__Assignment__. Copy each line of the records below that has "JSON" in it.

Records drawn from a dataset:
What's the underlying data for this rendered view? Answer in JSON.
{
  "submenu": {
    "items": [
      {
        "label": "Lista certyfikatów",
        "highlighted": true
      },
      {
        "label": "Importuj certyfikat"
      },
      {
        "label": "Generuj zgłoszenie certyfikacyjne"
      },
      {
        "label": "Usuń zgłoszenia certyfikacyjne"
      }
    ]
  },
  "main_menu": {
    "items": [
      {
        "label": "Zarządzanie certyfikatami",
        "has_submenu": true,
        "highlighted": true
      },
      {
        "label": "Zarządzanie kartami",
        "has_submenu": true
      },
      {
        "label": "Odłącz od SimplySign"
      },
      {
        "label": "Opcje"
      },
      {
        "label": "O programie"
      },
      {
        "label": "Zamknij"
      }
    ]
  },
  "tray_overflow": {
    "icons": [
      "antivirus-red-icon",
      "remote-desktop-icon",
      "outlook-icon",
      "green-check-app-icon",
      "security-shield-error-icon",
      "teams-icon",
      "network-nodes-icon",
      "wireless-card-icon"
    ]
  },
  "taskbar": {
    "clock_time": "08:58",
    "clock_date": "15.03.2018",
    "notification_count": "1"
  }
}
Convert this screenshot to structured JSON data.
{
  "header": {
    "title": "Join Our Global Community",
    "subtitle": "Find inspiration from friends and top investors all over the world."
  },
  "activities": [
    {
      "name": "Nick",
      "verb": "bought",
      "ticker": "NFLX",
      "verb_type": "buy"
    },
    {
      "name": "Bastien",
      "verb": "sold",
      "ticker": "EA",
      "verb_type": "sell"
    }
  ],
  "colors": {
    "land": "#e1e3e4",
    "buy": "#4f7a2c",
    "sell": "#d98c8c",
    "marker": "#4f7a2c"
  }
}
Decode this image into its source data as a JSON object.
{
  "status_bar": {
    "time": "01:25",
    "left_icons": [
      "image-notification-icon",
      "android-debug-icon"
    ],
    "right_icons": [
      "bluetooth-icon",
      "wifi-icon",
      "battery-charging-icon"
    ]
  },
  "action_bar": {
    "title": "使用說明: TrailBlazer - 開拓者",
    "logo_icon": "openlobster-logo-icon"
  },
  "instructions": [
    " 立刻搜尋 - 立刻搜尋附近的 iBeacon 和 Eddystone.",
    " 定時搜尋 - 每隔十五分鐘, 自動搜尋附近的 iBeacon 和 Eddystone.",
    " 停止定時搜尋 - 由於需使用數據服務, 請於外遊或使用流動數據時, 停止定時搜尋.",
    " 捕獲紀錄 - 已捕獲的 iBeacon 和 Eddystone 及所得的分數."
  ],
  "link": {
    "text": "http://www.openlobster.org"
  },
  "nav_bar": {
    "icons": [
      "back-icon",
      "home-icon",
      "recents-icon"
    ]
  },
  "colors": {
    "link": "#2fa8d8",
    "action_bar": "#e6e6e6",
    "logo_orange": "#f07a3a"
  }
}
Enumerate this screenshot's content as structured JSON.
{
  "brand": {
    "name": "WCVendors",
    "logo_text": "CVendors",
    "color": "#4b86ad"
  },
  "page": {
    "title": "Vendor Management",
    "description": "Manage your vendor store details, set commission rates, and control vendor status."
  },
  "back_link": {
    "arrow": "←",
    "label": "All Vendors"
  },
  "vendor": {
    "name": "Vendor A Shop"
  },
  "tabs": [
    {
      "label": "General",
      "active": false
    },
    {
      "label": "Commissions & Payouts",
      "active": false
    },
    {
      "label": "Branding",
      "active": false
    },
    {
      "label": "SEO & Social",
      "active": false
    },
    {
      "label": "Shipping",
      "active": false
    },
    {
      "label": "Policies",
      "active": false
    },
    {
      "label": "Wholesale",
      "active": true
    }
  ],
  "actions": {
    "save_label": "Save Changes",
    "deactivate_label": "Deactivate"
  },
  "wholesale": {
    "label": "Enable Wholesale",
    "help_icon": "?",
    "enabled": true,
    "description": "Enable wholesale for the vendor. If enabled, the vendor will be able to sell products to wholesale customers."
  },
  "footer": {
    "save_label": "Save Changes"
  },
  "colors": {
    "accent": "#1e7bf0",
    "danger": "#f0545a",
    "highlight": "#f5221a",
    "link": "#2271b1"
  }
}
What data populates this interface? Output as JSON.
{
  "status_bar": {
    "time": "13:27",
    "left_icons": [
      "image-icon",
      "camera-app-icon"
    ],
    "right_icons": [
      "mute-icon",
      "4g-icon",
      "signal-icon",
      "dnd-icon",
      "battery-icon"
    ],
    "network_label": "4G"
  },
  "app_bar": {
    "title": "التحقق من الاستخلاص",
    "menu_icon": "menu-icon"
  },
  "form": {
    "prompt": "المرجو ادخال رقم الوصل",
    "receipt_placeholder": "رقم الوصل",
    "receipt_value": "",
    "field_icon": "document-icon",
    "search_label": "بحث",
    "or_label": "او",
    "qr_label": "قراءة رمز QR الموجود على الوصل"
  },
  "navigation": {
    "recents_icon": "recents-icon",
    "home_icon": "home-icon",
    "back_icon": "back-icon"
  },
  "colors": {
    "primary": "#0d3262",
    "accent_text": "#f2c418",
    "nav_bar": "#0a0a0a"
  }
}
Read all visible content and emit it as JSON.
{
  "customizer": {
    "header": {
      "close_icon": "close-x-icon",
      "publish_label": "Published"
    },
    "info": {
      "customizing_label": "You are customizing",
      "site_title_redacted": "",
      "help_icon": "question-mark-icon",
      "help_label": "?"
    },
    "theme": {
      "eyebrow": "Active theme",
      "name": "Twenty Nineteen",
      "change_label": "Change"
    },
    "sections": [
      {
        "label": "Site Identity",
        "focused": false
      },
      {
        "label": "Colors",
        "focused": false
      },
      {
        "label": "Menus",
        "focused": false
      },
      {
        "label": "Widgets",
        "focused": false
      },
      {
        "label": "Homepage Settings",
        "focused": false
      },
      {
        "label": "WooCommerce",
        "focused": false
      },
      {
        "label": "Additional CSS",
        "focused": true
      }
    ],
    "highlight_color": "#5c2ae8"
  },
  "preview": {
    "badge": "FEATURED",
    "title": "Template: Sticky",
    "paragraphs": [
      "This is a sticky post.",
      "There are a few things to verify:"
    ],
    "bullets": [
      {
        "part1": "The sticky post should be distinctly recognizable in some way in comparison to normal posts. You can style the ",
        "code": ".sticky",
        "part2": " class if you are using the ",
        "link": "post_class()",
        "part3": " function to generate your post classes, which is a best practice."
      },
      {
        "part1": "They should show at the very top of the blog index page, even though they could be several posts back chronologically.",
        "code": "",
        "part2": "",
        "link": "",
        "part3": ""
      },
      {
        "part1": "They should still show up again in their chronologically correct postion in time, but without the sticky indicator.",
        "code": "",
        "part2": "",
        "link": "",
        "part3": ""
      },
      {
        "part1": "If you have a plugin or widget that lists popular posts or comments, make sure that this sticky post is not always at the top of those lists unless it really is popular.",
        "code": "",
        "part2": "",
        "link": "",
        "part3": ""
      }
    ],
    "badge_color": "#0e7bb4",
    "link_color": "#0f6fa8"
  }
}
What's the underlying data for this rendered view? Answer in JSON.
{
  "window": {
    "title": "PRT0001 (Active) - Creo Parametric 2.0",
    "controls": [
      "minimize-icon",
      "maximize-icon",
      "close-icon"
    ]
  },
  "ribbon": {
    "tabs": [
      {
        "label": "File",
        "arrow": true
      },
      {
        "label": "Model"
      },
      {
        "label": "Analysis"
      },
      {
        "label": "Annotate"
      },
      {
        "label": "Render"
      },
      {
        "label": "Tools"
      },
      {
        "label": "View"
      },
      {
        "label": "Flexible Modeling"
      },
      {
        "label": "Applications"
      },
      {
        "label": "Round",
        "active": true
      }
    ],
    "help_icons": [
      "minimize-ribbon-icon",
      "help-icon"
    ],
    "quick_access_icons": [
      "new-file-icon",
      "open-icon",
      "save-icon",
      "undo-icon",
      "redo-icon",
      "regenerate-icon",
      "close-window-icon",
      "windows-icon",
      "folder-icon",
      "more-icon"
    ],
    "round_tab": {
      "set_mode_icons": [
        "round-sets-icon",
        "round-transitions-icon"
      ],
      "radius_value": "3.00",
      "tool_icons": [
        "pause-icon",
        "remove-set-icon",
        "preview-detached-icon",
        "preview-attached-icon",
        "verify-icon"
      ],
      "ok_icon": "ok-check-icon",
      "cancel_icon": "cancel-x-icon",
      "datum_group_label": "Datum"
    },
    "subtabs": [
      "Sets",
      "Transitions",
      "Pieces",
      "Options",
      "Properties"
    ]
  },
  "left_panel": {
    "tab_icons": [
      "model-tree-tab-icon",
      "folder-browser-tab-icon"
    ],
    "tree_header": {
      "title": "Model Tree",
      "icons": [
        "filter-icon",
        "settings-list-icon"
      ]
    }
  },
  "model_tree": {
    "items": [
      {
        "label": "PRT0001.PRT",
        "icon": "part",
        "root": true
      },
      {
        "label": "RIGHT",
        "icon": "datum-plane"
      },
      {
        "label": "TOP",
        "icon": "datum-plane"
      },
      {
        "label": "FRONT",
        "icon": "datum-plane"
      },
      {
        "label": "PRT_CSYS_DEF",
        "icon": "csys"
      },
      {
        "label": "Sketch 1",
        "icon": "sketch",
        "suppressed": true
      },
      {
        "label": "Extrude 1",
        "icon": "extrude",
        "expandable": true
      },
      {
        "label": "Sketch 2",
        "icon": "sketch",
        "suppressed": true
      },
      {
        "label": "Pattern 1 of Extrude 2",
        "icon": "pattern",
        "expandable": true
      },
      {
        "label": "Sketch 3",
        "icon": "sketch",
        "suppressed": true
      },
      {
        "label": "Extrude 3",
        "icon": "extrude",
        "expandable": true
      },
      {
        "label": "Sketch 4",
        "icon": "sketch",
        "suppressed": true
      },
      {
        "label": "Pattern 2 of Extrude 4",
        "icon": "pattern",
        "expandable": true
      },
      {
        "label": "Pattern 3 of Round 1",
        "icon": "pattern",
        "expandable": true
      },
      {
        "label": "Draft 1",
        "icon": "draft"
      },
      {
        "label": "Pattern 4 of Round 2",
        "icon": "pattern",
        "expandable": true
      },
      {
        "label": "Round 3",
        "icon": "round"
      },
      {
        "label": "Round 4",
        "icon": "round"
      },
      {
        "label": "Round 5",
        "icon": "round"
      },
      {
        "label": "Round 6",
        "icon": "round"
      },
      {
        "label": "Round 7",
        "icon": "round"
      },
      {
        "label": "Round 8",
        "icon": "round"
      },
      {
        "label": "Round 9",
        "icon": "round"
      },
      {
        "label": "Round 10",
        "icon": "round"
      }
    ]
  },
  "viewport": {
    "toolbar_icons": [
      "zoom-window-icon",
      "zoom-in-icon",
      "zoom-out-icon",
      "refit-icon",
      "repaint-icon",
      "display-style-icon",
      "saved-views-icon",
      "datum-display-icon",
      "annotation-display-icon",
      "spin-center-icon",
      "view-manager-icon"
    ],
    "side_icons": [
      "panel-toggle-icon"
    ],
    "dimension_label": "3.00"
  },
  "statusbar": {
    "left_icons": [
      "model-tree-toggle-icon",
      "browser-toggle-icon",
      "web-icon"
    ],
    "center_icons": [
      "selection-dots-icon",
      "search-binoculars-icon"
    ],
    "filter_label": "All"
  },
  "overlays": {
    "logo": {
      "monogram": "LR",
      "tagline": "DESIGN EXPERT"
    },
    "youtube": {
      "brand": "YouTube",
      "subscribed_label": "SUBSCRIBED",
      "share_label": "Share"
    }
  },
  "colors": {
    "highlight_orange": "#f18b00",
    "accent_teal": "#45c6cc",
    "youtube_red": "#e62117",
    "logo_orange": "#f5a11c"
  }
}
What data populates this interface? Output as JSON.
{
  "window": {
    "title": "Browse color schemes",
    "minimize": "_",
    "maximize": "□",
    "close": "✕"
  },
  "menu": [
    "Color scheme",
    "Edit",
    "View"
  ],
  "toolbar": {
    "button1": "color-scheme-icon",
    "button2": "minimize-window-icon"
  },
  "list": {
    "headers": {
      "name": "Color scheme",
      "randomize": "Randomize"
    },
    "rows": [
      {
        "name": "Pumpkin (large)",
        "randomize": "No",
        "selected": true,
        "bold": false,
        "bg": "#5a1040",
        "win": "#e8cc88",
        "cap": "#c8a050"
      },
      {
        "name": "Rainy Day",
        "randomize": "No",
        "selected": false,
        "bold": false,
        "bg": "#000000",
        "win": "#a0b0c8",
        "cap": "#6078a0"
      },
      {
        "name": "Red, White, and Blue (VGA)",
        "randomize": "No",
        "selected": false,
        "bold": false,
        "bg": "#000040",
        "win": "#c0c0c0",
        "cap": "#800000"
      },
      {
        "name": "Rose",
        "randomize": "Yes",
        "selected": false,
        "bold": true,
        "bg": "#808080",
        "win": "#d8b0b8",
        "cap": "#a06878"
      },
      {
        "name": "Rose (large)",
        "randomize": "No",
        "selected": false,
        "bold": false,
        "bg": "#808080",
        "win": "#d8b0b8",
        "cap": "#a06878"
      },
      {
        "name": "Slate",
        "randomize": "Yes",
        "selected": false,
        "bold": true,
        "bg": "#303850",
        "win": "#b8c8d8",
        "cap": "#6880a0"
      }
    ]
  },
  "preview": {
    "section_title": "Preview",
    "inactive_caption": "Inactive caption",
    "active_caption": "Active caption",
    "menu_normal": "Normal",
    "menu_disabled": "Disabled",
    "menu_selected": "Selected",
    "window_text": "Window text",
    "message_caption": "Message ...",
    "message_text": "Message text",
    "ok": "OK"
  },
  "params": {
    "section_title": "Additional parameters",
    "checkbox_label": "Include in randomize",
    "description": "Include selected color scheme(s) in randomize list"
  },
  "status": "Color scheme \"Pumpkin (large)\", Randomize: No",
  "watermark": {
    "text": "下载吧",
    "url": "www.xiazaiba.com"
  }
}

__Task response__.
What's the underlying data for this rendered view? Answer in JSON.
Convert this screenshot to structured JSON data.
Decode this image into its source data as a JSON object.
Enumerate this screenshot's content as structured JSON.
What data populates this interface? Output as JSON.
Read all visible content and emit it as JSON.
What's the underlying data for this rendered view? Answer in JSON.
What data populates this interface? Output as JSON.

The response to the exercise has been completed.